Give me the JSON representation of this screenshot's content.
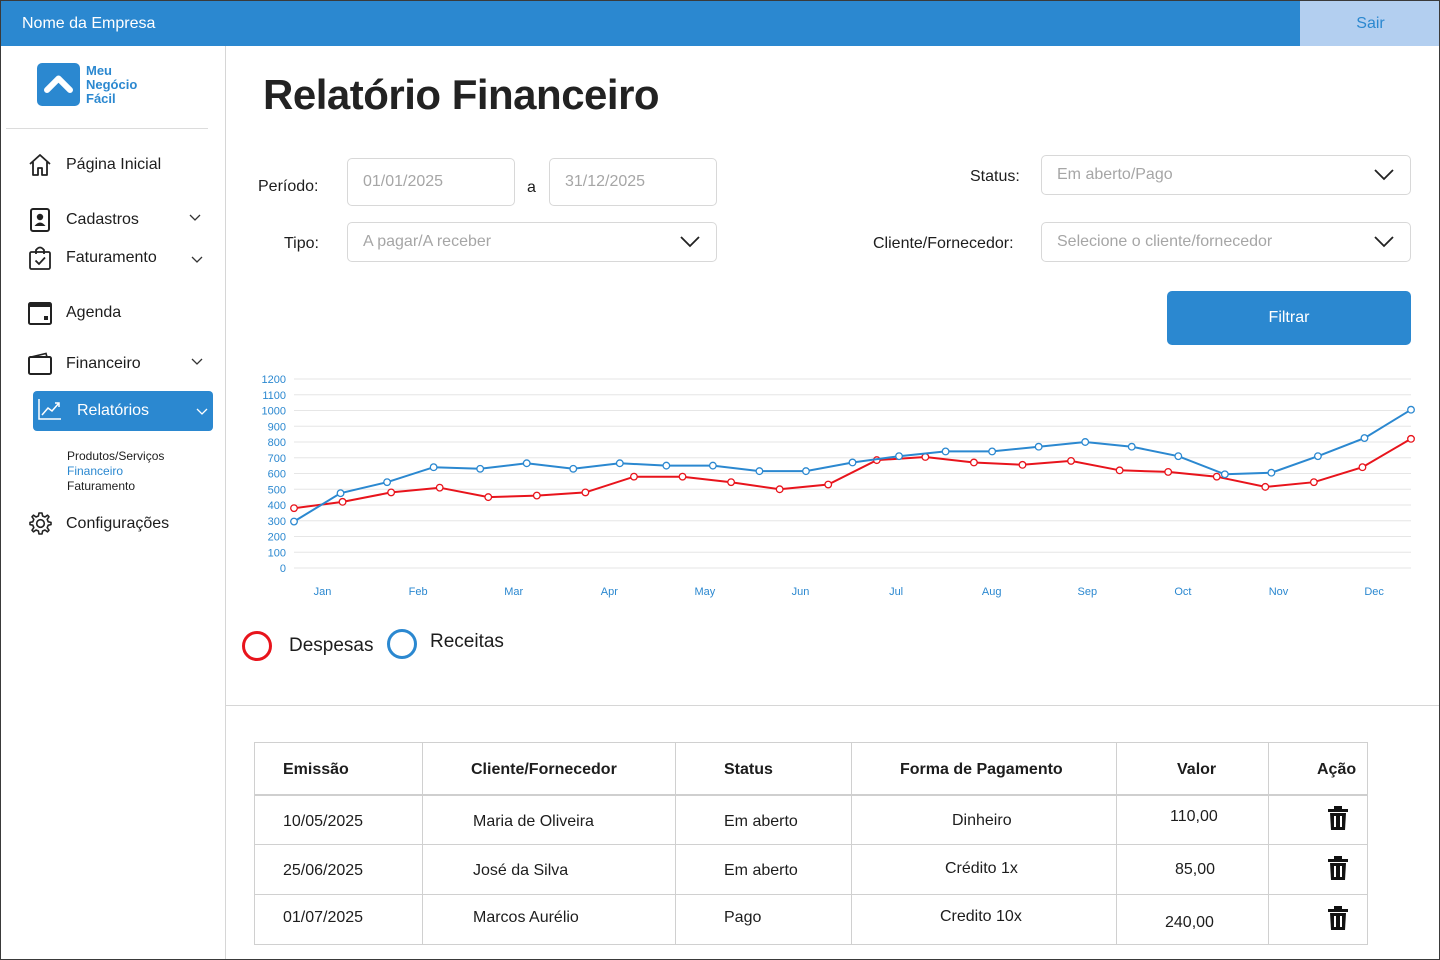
{
  "header": {
    "company": "Nome da Empresa",
    "logout_label": "Sair"
  },
  "logo": {
    "line1": "Meu",
    "line2": "Negócio",
    "line3": "Fácil"
  },
  "sidebar": {
    "items": [
      {
        "label": "Página Inicial",
        "icon": "home-icon"
      },
      {
        "label": "Cadastros",
        "icon": "id-card-icon"
      },
      {
        "label": "Faturamento",
        "icon": "shopping-bag-check-icon"
      },
      {
        "label": "Agenda",
        "icon": "calendar-icon"
      },
      {
        "label": "Financeiro",
        "icon": "wallet-icon"
      },
      {
        "label": "Relatórios",
        "icon": "trend-chart-icon"
      },
      {
        "label": "Configurações",
        "icon": "gear-icon"
      }
    ],
    "sub_items": [
      "Produtos/Serviços",
      "Financeiro",
      "Faturamento"
    ],
    "active_sub": "Financeiro"
  },
  "page": {
    "title": "Relatório Financeiro"
  },
  "filters": {
    "period_label": "Período:",
    "period_sep": "a",
    "period_start": "01/01/2025",
    "period_end": "31/12/2025",
    "type_label": "Tipo:",
    "type_placeholder": "A pagar/A receber",
    "status_label": "Status:",
    "status_placeholder": "Em aberto/Pago",
    "client_label": "Cliente/Fornecedor:",
    "client_placeholder": "Selecione o cliente/fornecedor",
    "filter_button": "Filtrar"
  },
  "chart_data": {
    "type": "line",
    "yticks": [
      0,
      100,
      200,
      300,
      400,
      500,
      600,
      700,
      800,
      900,
      1000,
      1100,
      1200
    ],
    "ylim": [
      0,
      1200
    ],
    "month_labels": [
      "Jan",
      "Feb",
      "Mar",
      "Apr",
      "May",
      "Jun",
      "Jul",
      "Aug",
      "Sep",
      "Oct",
      "Nov",
      "Dec"
    ],
    "series": [
      {
        "name": "Despesas",
        "color": "#e8141c",
        "values": [
          380,
          420,
          480,
          510,
          450,
          460,
          480,
          580,
          580,
          545,
          500,
          530,
          685,
          705,
          670,
          655,
          680,
          620,
          610,
          580,
          515,
          545,
          640,
          820
        ]
      },
      {
        "name": "Receitas",
        "color": "#2b88d0",
        "values": [
          295,
          475,
          545,
          640,
          630,
          665,
          630,
          665,
          650,
          650,
          615,
          615,
          670,
          710,
          740,
          740,
          770,
          800,
          770,
          710,
          595,
          605,
          710,
          825,
          1005
        ]
      }
    ],
    "grid": true
  },
  "legend": {
    "expenses": "Despesas",
    "income": "Receitas",
    "expenses_color": "#e8141c",
    "income_color": "#2b88d0"
  },
  "table": {
    "headers": [
      "Emissão",
      "Cliente/Fornecedor",
      "Status",
      "Forma de Pagamento",
      "Valor",
      "Ação"
    ],
    "rows": [
      {
        "date": "10/05/2025",
        "client": "Maria de Oliveira",
        "status": "Em aberto",
        "payment": "Dinheiro",
        "value": "110,00"
      },
      {
        "date": "25/06/2025",
        "client": "José da Silva",
        "status": "Em aberto",
        "payment": "Crédito 1x",
        "value": "85,00"
      },
      {
        "date": "01/07/2025",
        "client": "Marcos Aurélio",
        "status": "Pago",
        "payment": "Credito 10x",
        "value": "240,00"
      }
    ]
  }
}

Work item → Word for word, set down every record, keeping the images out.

Written response →
Give me the JSON representation of this screenshot's content.
{
  "header": {
    "company": "Nome da Empresa",
    "logout_label": "Sair"
  },
  "logo": {
    "line1": "Meu",
    "line2": "Negócio",
    "line3": "Fácil"
  },
  "sidebar": {
    "items": [
      {
        "label": "Página Inicial",
        "icon": "home-icon"
      },
      {
        "label": "Cadastros",
        "icon": "id-card-icon"
      },
      {
        "label": "Faturamento",
        "icon": "shopping-bag-check-icon"
      },
      {
        "label": "Agenda",
        "icon": "calendar-icon"
      },
      {
        "label": "Financeiro",
        "icon": "wallet-icon"
      },
      {
        "label": "Relatórios",
        "icon": "trend-chart-icon"
      },
      {
        "label": "Configurações",
        "icon": "gear-icon"
      }
    ],
    "sub_items": [
      "Produtos/Serviços",
      "Financeiro",
      "Faturamento"
    ],
    "active_sub": "Financeiro"
  },
  "page": {
    "title": "Relatório Financeiro"
  },
  "filters": {
    "period_label": "Período:",
    "period_sep": "a",
    "period_start": "01/01/2025",
    "period_end": "31/12/2025",
    "type_label": "Tipo:",
    "type_placeholder": "A pagar/A receber",
    "status_label": "Status:",
    "status_placeholder": "Em aberto/Pago",
    "client_label": "Cliente/Fornecedor:",
    "client_placeholder": "Selecione o cliente/fornecedor",
    "filter_button": "Filtrar"
  },
  "chart_data": {
    "type": "line",
    "yticks": [
      0,
      100,
      200,
      300,
      400,
      500,
      600,
      700,
      800,
      900,
      1000,
      1100,
      1200
    ],
    "ylim": [
      0,
      1200
    ],
    "month_labels": [
      "Jan",
      "Feb",
      "Mar",
      "Apr",
      "May",
      "Jun",
      "Jul",
      "Aug",
      "Sep",
      "Oct",
      "Nov",
      "Dec"
    ],
    "series": [
      {
        "name": "Despesas",
        "color": "#e8141c",
        "values": [
          380,
          420,
          480,
          510,
          450,
          460,
          480,
          580,
          580,
          545,
          500,
          530,
          685,
          705,
          670,
          655,
          680,
          620,
          610,
          580,
          515,
          545,
          640,
          820
        ]
      },
      {
        "name": "Receitas",
        "color": "#2b88d0",
        "values": [
          295,
          475,
          545,
          640,
          630,
          665,
          630,
          665,
          650,
          650,
          615,
          615,
          670,
          710,
          740,
          740,
          770,
          800,
          770,
          710,
          595,
          605,
          710,
          825,
          1005
        ]
      }
    ],
    "grid": true
  },
  "legend": {
    "expenses": "Despesas",
    "income": "Receitas",
    "expenses_color": "#e8141c",
    "income_color": "#2b88d0"
  },
  "table": {
    "headers": [
      "Emissão",
      "Cliente/Fornecedor",
      "Status",
      "Forma de Pagamento",
      "Valor",
      "Ação"
    ],
    "rows": [
      {
        "date": "10/05/2025",
        "client": "Maria de Oliveira",
        "status": "Em aberto",
        "payment": "Dinheiro",
        "value": "110,00"
      },
      {
        "date": "25/06/2025",
        "client": "José da Silva",
        "status": "Em aberto",
        "payment": "Crédito 1x",
        "value": "85,00"
      },
      {
        "date": "01/07/2025",
        "client": "Marcos Aurélio",
        "status": "Pago",
        "payment": "Credito 10x",
        "value": "240,00"
      }
    ]
  }
}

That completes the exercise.